What is Strip Cropping? Strip cropping is a method of farming which involves cultivating a field partitioned into long, narrow strips which are alternated in a crop rotation system. It is used when a slope is too steep or when there is no alternative method of preventing soil erosion.
We decided to leave some strips of our cover crops in the field through the growing season as a method of weed control between our rows of vines. It has been interesting to observe both the effects of the strip cropping and the cover crops.
The strip cropping of rye grass and rapeseed began as a cover crop last fall. We tilled the cover crop up this spring which then went into our soil as “green manure” to help provide nutrients for this year’s crops.
We left strips of the cover crop in the field area where we were planting vines. We then planted our vining crops, such as pumpkins, squash, watermelon etc, in the tilled areas.
1.The rye grass and rapeseed do appear to help control the weed growth and have also seemed to help suppress some of the insect pressure on the vining crops.
2. There was a section because of a later harvest of a crop where we did not plant a cover crop. The weed growth and weed pressure in this area is heavy.
3.We have harvested the rye grass for feed and bedding for our chickens and pigs. This has been a benefit to those animals.
Learn more from the Minnesota Department of Agriculture and from the University of Minnesota Extension.
Boxes of Produce

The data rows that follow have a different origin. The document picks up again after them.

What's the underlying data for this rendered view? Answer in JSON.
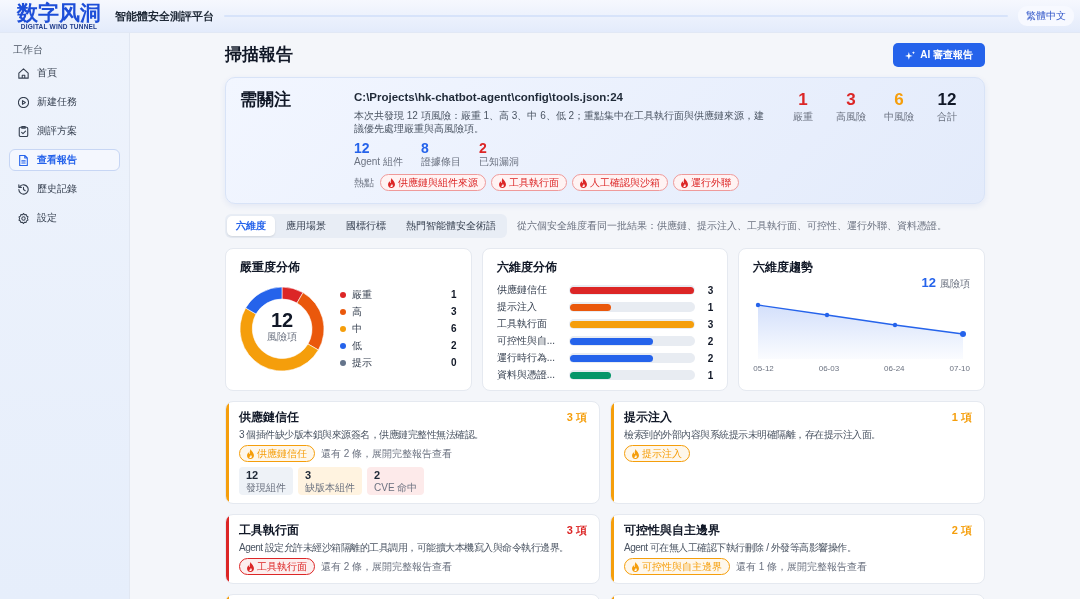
{
  "header": {
    "logo": {
      "title": "数字风洞",
      "subtitle": "DIGITAL WIND TUNNEL"
    },
    "platform": "智能體安全測評平台",
    "language": "繁體中文"
  },
  "sidebar": {
    "section": "工作台",
    "items": [
      {
        "label": "首頁",
        "selected": false
      },
      {
        "label": "新建任務",
        "selected": false
      },
      {
        "label": "測評方案",
        "selected": false
      },
      {
        "label": "查看報告",
        "selected": true
      },
      {
        "label": "歷史記錄",
        "selected": false
      },
      {
        "label": "設定",
        "selected": false
      }
    ]
  },
  "page": {
    "title": "掃描報告",
    "action": "AI 審查報告"
  },
  "summary": {
    "status": "需關注",
    "path": "C:\\Projects\\hk-chatbot-agent\\config\\tools.json:24",
    "description": "本次共發現 12 項風險：嚴重 1、高 3、中 6、低 2；重點集中在工具執行面與供應鏈來源，建議優先處理嚴重與高風險項。",
    "metrics": [
      {
        "value": "12",
        "label": "Agent 組件",
        "color": "#2563eb"
      },
      {
        "value": "8",
        "label": "證據條目",
        "color": "#2563eb"
      },
      {
        "value": "2",
        "label": "已知漏洞",
        "color": "#dc2626"
      }
    ],
    "hotspots_label": "熱點",
    "hotspots": [
      "供應鏈與組件來源",
      "工具執行面",
      "人工確認與沙箱",
      "運行外聯"
    ],
    "stats": [
      {
        "value": "1",
        "label": "嚴重",
        "color": "#dc2626"
      },
      {
        "value": "3",
        "label": "高風險",
        "color": "#dc2626"
      },
      {
        "value": "6",
        "label": "中風險",
        "color": "#f59e0b"
      },
      {
        "value": "12",
        "label": "合計",
        "color": "#111827"
      }
    ]
  },
  "tabs": [
    {
      "label": "六維度",
      "selected": true
    },
    {
      "label": "應用場景",
      "selected": false
    },
    {
      "label": "國標行標",
      "selected": false
    },
    {
      "label": "熱門智能體安全術語",
      "selected": false
    }
  ],
  "tabs_note": "從六個安全維度看同一批結果：供應鏈、提示注入、工具執行面、可控性、運行外聯、資料憑證。",
  "severity_chart": {
    "title": "嚴重度分佈",
    "total": "12",
    "total_label": "風險項",
    "legend_entries": [
      {
        "count": "1",
        "color": "#dc2626"
      },
      {
        "count": "3",
        "color": "#ea580c"
      },
      {
        "count": "6",
        "color": "#f59e0b"
      },
      {
        "count": "2",
        "color": "#2563eb"
      },
      {
        "count": "0",
        "color": "#64748b"
      }
    ],
    "chart_data": {
      "type": "donut",
      "categories": [
        "嚴重",
        "高",
        "中",
        "低",
        "提示"
      ],
      "values": [
        8.33,
        25,
        50,
        16.67,
        0
      ],
      "legend": "right"
    }
  },
  "dimension_chart": {
    "title": "六維度分佈",
    "rows": [
      {
        "label": "供應鏈信任",
        "count": "3",
        "level": 1,
        "color": "#dc2626"
      },
      {
        "label": "提示注入",
        "count": "1",
        "level": 0.333,
        "color": "#ea580c"
      },
      {
        "label": "工具執行面",
        "count": "3",
        "level": 1,
        "color": "#f59e0b"
      },
      {
        "label": "可控性與自...",
        "count": "2",
        "level": 0.667,
        "color": "#2563eb"
      },
      {
        "label": "運行時行為...",
        "count": "2",
        "level": 0.667,
        "color": "#2563eb"
      },
      {
        "label": "資料與憑證...",
        "count": "1",
        "level": 0.333,
        "color": "#059669"
      }
    ]
  },
  "trend_chart": {
    "title": "六維度趨勢",
    "total": "12",
    "total_label": "風險項",
    "x_labels": [
      "05-12",
      "06-03",
      "06-24",
      "07-10"
    ]
  },
  "findings": [
    {
      "title": "供應鏈信任",
      "count": "3 項",
      "color": "#f59e0b",
      "description": "3 個插件缺少版本鎖與來源簽名，供應鏈完整性無法確認。",
      "tag": "供應鏈信任",
      "more": "還有 2 條，展開完整報告查看",
      "stats": [
        {
          "value": "12",
          "label": "發現組件",
          "color": "#eef2f7"
        },
        {
          "value": "3",
          "label": "缺版本組件",
          "color": "#fff3e0"
        },
        {
          "value": "2",
          "label": "CVE 命中",
          "color": "#fdeaea"
        }
      ]
    },
    {
      "title": "提示注入",
      "count": "1 項",
      "color": "#f59e0b",
      "description": "檢索到的外部內容與系統提示未明確隔離，存在提示注入面。",
      "tag": "提示注入"
    },
    {
      "title": "工具執行面",
      "count": "3 項",
      "color": "#dc2626",
      "description": "Agent 設定允許未經沙箱隔離的工具調用，可能擴大本機寫入與命令執行邊界。",
      "tag": "工具執行面",
      "more": "還有 2 條，展開完整報告查看"
    },
    {
      "title": "可控性與自主邊界",
      "count": "2 項",
      "color": "#f59e0b",
      "description": "Agent 可在無人工確認下執行刪除 / 外發等高影響操作。",
      "tag": "可控性與自主邊界",
      "more": "還有 1 條，展開完整報告查看"
    },
    {
      "color": "#f59e0b"
    },
    {
      "color": "#f59e0b"
    }
  ]
}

This list is prepared before we harvest your share. Some guesswork is involved! We do our best to predict which crops will be ready to harvest, but sometimes crops are on the list that are not in the share, and sometimes crops will be in the share even though they’re not on the list. Remember food safety in your kitchen when preparing, always wash your hands before working with your produce and always wash your produce before eating.
Black Seeded Simpson Lettuce – With a lot of lettuce in your boxes, check out Martha Stewart’s lettuce salad recipes. Some of the crops are ran under cold well water to take the field heat off of them so they last longer in your refrigerators. They are not washed – just cooled. So remember to wash your vegetables before eating.

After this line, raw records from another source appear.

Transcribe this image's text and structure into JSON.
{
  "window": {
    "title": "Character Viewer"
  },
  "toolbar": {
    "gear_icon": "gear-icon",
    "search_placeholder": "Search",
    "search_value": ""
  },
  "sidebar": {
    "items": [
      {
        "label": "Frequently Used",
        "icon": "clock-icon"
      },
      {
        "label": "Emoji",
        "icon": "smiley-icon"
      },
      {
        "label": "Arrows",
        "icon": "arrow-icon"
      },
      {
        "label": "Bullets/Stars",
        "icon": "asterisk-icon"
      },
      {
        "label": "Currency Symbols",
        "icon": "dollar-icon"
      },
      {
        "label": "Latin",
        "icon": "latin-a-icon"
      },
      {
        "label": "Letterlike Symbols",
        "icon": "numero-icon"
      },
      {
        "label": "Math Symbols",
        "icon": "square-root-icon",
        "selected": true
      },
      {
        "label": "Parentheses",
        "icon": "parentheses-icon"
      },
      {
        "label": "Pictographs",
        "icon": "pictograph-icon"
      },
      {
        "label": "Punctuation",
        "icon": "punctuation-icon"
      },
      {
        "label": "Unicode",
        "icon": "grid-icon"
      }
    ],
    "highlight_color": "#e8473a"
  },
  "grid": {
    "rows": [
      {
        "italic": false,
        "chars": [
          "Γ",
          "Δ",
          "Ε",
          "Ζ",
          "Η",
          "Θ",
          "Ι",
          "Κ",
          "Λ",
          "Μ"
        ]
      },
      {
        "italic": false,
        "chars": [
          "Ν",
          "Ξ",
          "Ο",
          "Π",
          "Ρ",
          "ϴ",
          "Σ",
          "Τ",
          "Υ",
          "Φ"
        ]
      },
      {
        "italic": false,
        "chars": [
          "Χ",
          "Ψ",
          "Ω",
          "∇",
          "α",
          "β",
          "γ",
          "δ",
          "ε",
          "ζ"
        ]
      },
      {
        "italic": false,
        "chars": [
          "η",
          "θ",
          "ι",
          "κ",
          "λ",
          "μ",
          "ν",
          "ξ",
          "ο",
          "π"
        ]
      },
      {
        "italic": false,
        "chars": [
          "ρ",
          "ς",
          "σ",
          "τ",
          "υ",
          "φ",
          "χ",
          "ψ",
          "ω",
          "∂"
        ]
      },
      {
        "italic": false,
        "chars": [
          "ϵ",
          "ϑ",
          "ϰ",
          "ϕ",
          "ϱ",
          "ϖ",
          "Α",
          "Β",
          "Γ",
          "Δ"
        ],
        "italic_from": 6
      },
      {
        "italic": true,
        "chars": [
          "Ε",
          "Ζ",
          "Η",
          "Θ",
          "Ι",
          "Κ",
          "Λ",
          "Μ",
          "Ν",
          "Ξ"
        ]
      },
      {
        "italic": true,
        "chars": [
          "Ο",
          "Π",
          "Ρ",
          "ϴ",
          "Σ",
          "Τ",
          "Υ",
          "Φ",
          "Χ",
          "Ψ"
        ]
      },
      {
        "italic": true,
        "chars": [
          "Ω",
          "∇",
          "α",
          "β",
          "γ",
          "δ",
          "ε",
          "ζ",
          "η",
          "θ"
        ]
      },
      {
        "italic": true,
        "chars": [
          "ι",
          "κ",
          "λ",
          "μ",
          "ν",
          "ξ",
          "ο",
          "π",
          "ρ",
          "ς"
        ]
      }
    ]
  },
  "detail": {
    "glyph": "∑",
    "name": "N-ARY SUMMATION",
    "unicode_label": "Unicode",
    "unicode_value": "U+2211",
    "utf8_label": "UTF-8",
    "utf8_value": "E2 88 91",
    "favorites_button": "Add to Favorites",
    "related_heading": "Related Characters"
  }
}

Prizeleaf and Red Oak Leaf Lettuce – I love these beautiful lettuces – Prizeleaf is green with reddish tips and Red Oak Leaf is a red lettuce leaf. They add such a wonderful color to salads and sandwiches.
Spinach – Remember to wash before eating.
Beet – Dark Detroit Red Beets – Look here to find ways to cook beets and recipes.
Sugar Snap Peas – A healthy harvest for you – eat the pod and the peas. These are a shareholder favorite. You may have noticed peabine’s or pea harvesters in the fields around Northfield. They are harvesting peas for processing – this is a different variety of pea. Fact: Minnesota is the second largest state for growing green peas for processing (meaning the peas will be frozen or canned peas like we buy in the store)
Radishes – French Breakfast radishes – radish recipes.
Carrots – Enjoy some fresh carrots. Check out this video on how baby carrots become baby carrots that we buy in the store.
Summer Squash and zucchini – I’m hoping this new variety of golden egg hybrid will show some more size as the season progresses. Thought that between the zucchini and the golden egg you could have a nice vegetable mixture on your grill over the 4th of July weekend.
Onions – We had some white and purple onions ready. Enjoy on brats, burgers or in a vegetable dish this weekend. Check out onion harvest in Idaho.
Fresh cut arrangement – hosta leaves, lilies and sweet peas.
Recipe of the Week
Sugar Snap Peas with Sesame Seeds
1 pound sugar snap peas
Dark sesame oil
Black sesame seeds
Toss sugar snap peas in a bowl with sesame oil, sesame seeds, and kosher salt, to taste. Serve.